DIRECTIONS
Which lines in the records below contain the word "should"? Copy each one.

AVAILABLE RECORDS

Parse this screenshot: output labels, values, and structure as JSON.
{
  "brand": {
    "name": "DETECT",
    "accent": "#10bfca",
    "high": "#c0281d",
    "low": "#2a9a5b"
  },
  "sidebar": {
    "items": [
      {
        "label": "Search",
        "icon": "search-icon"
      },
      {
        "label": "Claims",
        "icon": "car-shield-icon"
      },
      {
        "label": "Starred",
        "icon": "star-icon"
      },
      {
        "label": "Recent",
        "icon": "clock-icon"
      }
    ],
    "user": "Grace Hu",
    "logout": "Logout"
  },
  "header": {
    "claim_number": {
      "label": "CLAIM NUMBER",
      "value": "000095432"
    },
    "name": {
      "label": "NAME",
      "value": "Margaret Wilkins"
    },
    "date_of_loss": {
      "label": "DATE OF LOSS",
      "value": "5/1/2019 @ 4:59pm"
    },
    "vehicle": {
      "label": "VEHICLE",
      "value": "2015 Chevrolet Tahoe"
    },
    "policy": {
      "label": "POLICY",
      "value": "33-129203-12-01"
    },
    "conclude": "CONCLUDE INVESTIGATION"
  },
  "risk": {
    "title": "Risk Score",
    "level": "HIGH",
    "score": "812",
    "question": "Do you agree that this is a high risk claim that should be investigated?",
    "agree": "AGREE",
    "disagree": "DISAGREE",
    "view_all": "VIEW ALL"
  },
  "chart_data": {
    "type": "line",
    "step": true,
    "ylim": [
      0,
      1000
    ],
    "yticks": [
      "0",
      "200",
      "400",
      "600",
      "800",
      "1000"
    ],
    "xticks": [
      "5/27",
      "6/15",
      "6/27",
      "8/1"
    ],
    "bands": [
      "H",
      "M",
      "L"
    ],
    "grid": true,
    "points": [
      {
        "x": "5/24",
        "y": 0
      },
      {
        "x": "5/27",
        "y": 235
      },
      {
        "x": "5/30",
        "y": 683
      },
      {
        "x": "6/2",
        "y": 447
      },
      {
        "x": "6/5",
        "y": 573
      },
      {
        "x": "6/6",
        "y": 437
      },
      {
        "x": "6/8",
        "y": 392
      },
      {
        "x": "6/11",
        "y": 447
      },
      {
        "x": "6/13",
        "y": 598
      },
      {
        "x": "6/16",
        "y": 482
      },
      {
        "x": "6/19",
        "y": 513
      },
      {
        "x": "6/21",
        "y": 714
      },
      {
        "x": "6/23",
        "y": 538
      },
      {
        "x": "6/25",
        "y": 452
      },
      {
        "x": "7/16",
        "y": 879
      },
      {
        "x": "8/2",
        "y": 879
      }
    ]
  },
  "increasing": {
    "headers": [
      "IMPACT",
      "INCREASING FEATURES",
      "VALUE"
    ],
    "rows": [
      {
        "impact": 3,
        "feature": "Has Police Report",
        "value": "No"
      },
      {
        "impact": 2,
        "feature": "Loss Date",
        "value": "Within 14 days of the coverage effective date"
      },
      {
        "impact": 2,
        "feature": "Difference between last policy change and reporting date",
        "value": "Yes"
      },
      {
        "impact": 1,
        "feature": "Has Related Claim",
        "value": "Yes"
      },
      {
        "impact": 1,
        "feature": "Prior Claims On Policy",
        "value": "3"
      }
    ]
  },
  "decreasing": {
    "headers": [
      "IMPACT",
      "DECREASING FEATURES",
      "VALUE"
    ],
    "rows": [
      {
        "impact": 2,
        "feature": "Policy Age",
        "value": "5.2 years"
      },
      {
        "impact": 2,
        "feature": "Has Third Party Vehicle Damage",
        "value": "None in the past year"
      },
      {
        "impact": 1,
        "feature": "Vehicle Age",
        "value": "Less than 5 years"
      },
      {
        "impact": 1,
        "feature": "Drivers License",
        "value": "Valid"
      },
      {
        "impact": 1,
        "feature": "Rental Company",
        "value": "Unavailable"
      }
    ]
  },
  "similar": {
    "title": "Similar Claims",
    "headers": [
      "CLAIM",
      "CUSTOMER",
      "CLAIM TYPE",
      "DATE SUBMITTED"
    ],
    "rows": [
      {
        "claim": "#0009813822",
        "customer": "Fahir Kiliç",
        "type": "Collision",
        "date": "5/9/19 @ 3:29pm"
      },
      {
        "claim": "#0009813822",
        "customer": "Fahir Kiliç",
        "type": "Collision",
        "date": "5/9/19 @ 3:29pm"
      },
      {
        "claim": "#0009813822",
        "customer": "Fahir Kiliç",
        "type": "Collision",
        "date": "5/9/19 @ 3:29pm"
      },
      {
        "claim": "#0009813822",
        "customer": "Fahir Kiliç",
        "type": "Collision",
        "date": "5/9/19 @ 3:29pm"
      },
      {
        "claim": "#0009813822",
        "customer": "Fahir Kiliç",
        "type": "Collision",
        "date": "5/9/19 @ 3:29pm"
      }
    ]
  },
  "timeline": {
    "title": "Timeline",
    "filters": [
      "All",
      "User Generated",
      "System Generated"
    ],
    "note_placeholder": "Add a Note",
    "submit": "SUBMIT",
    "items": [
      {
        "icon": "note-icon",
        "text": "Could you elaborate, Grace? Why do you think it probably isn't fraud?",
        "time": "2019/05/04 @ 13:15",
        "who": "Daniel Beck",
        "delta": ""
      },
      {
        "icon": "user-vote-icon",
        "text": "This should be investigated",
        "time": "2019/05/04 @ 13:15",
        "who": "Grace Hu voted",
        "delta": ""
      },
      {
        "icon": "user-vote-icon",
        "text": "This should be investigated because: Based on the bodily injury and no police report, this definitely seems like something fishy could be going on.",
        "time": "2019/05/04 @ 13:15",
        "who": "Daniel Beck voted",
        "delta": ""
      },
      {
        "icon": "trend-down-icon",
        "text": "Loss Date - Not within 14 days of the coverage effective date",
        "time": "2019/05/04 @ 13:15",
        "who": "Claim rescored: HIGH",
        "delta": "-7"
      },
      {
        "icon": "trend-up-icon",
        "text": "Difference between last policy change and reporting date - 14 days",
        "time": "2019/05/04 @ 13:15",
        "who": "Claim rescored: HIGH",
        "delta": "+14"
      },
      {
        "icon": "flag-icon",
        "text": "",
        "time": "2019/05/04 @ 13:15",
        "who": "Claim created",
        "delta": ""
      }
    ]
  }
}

EXPECTED ANSWER
    "question": "Do you agree that this is a high risk claim that should be investigated?",
        "text": "This should be investigated",
        "text": "This should be investigated because: Based on the bodily injury and no police report, this definitely seems like something fishy could be going on.",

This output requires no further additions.